** Instructions to follow **
The expected output is each line in the data below that includes the string "zoom".

** Stored dataset items **
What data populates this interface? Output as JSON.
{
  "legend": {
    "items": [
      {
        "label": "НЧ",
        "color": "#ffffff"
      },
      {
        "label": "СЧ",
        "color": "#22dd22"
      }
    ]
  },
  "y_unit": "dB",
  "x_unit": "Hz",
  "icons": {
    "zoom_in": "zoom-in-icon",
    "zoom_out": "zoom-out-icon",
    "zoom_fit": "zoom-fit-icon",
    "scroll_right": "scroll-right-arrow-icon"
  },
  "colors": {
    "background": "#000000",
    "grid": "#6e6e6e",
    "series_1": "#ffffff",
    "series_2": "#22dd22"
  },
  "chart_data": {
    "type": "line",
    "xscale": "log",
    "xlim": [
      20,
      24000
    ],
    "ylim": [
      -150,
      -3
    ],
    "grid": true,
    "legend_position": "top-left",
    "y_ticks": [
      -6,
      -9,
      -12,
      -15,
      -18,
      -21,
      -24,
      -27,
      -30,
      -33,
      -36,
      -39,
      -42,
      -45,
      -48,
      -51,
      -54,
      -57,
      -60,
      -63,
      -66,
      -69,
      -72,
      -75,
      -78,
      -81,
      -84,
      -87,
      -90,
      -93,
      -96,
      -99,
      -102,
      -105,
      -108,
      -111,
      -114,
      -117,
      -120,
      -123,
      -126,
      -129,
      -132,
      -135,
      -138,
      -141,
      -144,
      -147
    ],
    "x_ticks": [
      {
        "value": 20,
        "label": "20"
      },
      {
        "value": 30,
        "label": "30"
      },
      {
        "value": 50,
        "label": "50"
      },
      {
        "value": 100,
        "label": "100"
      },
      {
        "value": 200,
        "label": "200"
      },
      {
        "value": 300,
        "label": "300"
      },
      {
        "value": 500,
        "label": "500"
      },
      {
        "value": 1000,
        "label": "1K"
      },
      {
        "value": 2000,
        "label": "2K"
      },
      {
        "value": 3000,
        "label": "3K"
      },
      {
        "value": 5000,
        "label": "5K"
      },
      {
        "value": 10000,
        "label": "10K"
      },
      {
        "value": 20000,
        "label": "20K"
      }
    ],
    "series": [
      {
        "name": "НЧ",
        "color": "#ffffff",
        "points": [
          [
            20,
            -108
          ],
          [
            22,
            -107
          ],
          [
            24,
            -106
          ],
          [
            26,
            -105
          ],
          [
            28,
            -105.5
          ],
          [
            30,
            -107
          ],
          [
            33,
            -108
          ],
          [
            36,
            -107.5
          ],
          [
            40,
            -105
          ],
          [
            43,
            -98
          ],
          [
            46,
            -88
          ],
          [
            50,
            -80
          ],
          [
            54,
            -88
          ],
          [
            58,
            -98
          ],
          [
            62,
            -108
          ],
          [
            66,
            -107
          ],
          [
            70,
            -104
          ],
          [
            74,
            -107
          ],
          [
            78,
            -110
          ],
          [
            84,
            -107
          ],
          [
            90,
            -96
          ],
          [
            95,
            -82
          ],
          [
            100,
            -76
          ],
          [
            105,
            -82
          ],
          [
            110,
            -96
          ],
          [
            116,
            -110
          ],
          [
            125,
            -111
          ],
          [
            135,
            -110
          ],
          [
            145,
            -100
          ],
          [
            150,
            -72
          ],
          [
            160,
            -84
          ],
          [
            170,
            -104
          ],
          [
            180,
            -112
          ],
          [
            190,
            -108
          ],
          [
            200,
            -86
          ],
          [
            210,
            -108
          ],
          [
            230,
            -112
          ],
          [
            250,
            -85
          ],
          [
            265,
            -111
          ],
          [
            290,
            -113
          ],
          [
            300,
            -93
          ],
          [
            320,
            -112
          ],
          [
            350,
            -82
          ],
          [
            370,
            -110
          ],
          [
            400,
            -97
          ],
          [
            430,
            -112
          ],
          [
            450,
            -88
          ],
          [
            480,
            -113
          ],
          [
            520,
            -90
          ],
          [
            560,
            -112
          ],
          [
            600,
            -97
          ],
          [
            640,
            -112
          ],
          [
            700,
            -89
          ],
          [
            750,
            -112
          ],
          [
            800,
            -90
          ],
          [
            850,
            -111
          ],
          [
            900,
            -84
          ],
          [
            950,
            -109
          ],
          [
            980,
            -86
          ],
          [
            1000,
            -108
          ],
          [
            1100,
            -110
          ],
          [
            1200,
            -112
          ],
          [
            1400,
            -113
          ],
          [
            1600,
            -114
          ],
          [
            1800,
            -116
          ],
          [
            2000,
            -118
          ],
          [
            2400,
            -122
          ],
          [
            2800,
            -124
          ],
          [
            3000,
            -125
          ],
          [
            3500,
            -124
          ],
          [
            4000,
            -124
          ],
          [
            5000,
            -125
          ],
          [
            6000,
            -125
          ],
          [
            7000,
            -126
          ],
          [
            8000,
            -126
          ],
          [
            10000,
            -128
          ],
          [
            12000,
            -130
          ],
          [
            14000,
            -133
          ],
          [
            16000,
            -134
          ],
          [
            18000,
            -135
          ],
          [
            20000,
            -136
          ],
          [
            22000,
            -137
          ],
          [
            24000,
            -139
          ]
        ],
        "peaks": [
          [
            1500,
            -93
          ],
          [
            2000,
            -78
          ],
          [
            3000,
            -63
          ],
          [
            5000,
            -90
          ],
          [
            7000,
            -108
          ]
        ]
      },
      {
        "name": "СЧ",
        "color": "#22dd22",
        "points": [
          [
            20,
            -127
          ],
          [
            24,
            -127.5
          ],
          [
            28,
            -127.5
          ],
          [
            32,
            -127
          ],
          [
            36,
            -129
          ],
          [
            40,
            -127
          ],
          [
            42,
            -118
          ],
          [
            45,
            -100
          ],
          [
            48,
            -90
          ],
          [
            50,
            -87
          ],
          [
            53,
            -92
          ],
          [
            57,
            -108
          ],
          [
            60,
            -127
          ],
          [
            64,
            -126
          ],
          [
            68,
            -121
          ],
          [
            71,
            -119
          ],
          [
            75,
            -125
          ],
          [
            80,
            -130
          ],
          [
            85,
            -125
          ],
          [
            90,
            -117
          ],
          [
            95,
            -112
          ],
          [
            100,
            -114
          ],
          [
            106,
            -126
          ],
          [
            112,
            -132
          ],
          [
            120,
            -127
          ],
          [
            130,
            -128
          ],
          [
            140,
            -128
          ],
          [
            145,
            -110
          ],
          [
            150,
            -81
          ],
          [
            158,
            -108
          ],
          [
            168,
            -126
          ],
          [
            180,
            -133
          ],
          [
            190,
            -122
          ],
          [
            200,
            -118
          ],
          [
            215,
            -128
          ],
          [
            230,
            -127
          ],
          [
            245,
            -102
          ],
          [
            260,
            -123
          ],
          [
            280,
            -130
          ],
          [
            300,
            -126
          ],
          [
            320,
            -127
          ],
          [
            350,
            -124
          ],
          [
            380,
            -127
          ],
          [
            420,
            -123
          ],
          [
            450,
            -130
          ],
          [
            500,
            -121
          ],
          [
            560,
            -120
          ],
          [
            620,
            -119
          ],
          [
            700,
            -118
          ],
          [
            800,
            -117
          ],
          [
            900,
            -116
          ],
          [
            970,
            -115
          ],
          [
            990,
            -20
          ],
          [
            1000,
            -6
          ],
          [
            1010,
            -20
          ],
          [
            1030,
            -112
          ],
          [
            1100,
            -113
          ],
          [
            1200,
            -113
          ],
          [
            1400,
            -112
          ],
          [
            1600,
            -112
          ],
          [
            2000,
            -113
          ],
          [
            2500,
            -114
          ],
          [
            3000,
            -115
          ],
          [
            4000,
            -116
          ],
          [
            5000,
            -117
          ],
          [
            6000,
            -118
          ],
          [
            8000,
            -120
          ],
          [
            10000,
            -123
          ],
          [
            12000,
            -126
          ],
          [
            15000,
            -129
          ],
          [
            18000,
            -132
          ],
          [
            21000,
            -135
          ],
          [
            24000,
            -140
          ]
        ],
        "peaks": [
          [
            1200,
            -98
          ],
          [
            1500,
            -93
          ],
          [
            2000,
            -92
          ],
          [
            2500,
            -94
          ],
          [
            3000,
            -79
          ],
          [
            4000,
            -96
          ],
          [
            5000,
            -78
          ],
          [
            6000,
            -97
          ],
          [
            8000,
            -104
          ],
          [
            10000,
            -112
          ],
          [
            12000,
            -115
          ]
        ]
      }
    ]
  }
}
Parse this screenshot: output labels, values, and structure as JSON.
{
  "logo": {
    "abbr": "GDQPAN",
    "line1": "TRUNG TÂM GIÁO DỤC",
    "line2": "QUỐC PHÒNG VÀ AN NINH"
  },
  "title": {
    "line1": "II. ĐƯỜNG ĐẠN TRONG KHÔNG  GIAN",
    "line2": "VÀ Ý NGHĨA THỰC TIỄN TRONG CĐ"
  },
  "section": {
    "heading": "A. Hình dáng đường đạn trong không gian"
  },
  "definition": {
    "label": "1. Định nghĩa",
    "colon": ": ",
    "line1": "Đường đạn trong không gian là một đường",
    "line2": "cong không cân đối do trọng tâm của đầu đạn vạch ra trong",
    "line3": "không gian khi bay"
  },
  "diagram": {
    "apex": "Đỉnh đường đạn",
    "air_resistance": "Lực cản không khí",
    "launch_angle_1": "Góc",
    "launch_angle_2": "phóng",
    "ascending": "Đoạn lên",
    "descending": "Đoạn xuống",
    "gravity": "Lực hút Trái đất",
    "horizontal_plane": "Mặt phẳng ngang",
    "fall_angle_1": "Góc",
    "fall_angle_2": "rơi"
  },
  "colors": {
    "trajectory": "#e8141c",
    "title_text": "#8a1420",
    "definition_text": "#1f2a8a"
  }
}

** Expected answer **
    "zoom_in": "zoom-in-icon",
    "zoom_out": "zoom-out-icon",
    "zoom_fit": "zoom-fit-icon",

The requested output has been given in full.